• EXERCISE MATERIAL:

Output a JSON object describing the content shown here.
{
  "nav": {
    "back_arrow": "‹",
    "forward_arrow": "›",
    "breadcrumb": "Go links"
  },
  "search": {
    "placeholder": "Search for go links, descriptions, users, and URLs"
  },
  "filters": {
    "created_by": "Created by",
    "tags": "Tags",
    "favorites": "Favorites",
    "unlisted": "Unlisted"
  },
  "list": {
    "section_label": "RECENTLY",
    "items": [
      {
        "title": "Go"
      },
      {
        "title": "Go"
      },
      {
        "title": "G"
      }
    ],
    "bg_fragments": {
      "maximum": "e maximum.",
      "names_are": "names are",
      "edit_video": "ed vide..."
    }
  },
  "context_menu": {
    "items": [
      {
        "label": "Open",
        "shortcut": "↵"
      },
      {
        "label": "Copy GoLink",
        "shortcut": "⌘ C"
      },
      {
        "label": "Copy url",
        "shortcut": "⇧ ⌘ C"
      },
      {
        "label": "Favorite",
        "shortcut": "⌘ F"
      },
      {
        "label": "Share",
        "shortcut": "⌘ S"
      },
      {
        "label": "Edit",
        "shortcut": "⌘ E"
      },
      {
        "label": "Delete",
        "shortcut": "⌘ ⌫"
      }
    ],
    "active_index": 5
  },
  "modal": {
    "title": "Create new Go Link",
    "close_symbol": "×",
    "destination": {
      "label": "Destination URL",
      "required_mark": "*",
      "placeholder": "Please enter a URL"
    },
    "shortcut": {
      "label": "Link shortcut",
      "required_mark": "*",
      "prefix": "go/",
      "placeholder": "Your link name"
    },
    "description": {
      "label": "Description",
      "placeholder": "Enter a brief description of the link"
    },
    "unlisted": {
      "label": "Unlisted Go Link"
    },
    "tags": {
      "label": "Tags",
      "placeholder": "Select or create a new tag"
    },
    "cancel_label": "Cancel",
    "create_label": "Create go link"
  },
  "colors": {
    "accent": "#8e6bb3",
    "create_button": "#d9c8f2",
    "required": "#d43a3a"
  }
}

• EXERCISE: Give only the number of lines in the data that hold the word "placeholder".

• REPLY: 5